Segment Start: DATASET ENTRIES

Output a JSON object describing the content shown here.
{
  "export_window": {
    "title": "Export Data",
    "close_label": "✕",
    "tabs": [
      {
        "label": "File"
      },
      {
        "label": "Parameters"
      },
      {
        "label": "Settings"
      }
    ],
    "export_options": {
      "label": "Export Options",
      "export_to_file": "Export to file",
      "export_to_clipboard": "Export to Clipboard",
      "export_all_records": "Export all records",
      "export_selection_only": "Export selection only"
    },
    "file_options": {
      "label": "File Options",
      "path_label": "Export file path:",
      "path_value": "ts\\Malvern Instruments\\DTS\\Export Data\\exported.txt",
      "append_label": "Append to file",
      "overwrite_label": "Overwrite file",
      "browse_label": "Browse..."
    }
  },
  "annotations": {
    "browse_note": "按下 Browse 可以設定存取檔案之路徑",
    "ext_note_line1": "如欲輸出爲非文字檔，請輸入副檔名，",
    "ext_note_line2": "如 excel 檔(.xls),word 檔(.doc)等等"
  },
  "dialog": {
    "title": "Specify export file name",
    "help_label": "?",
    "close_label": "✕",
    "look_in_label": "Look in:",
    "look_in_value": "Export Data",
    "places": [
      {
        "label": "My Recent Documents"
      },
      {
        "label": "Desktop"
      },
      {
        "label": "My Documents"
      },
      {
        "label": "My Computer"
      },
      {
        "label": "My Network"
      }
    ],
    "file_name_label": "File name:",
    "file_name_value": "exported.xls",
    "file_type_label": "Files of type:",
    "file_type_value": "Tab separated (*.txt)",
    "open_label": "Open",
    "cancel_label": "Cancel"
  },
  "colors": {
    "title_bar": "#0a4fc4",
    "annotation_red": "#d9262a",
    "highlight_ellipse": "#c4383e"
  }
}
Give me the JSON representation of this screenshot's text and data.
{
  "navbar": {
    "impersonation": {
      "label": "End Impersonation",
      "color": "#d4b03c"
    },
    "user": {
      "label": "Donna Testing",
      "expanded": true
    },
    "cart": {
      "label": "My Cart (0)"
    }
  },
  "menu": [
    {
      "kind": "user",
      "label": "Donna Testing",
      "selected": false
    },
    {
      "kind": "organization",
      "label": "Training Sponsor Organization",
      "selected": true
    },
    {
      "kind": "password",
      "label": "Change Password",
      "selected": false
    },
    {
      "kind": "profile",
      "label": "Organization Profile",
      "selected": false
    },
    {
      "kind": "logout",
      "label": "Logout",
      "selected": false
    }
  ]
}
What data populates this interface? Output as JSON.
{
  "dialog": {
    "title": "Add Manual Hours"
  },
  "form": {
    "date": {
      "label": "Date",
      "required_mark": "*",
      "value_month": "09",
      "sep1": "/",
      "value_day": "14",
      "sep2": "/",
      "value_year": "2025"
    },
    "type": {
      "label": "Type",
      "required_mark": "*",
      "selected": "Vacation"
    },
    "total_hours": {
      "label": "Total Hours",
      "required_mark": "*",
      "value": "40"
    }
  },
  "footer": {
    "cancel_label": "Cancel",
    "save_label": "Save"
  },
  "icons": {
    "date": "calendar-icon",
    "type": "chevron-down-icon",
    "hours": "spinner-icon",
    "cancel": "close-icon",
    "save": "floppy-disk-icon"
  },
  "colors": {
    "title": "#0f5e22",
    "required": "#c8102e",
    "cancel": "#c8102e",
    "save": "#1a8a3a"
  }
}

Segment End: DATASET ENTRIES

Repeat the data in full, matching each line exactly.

* ANSWER FOR THE TASK
Output a JSON object describing the content shown here.
{
  "export_window": {
    "title": "Export Data",
    "close_label": "✕",
    "tabs": [
      {
        "label": "File"
      },
      {
        "label": "Parameters"
      },
      {
        "label": "Settings"
      }
    ],
    "export_options": {
      "label": "Export Options",
      "export_to_file": "Export to file",
      "export_to_clipboard": "Export to Clipboard",
      "export_all_records": "Export all records",
      "export_selection_only": "Export selection only"
    },
    "file_options": {
      "label": "File Options",
      "path_label": "Export file path:",
      "path_value": "ts\\Malvern Instruments\\DTS\\Export Data\\exported.txt",
      "append_label": "Append to file",
      "overwrite_label": "Overwrite file",
      "browse_label": "Browse..."
    }
  },
  "annotations": {
    "browse_note": "按下 Browse 可以設定存取檔案之路徑",
    "ext_note_line1": "如欲輸出爲非文字檔，請輸入副檔名，",
    "ext_note_line2": "如 excel 檔(.xls),word 檔(.doc)等等"
  },
  "dialog": {
    "title": "Specify export file name",
    "help_label": "?",
    "close_label": "✕",
    "look_in_label": "Look in:",
    "look_in_value": "Export Data",
    "places": [
      {
        "label": "My Recent Documents"
      },
      {
        "label": "Desktop"
      },
      {
        "label": "My Documents"
      },
      {
        "label": "My Computer"
      },
      {
        "label": "My Network"
      }
    ],
    "file_name_label": "File name:",
    "file_name_value": "exported.xls",
    "file_type_label": "Files of type:",
    "file_type_value": "Tab separated (*.txt)",
    "open_label": "Open",
    "cancel_label": "Cancel"
  },
  "colors": {
    "title_bar": "#0a4fc4",
    "annotation_red": "#d9262a",
    "highlight_ellipse": "#c4383e"
  }
}
Give me the JSON representation of this screenshot's text and data.
{
  "navbar": {
    "impersonation": {
      "label": "End Impersonation",
      "color": "#d4b03c"
    },
    "user": {
      "label": "Donna Testing",
      "expanded": true
    },
    "cart": {
      "label": "My Cart (0)"
    }
  },
  "menu": [
    {
      "kind": "user",
      "label": "Donna Testing",
      "selected": false
    },
    {
      "kind": "organization",
      "label": "Training Sponsor Organization",
      "selected": true
    },
    {
      "kind": "password",
      "label": "Change Password",
      "selected": false
    },
    {
      "kind": "profile",
      "label": "Organization Profile",
      "selected": false
    },
    {
      "kind": "logout",
      "label": "Logout",
      "selected": false
    }
  ]
}
What data populates this interface? Output as JSON.
{
  "dialog": {
    "title": "Add Manual Hours"
  },
  "form": {
    "date": {
      "label": "Date",
      "required_mark": "*",
      "value_month": "09",
      "sep1": "/",
      "value_day": "14",
      "sep2": "/",
      "value_year": "2025"
    },
    "type": {
      "label": "Type",
      "required_mark": "*",
      "selected": "Vacation"
    },
    "total_hours": {
      "label": "Total Hours",
      "required_mark": "*",
      "value": "40"
    }
  },
  "footer": {
    "cancel_label": "Cancel",
    "save_label": "Save"
  },
  "icons": {
    "date": "calendar-icon",
    "type": "chevron-down-icon",
    "hours": "spinner-icon",
    "cancel": "close-icon",
    "save": "floppy-disk-icon"
  },
  "colors": {
    "title": "#0f5e22",
    "required": "#c8102e",
    "cancel": "#c8102e",
    "save": "#1a8a3a"
  }
}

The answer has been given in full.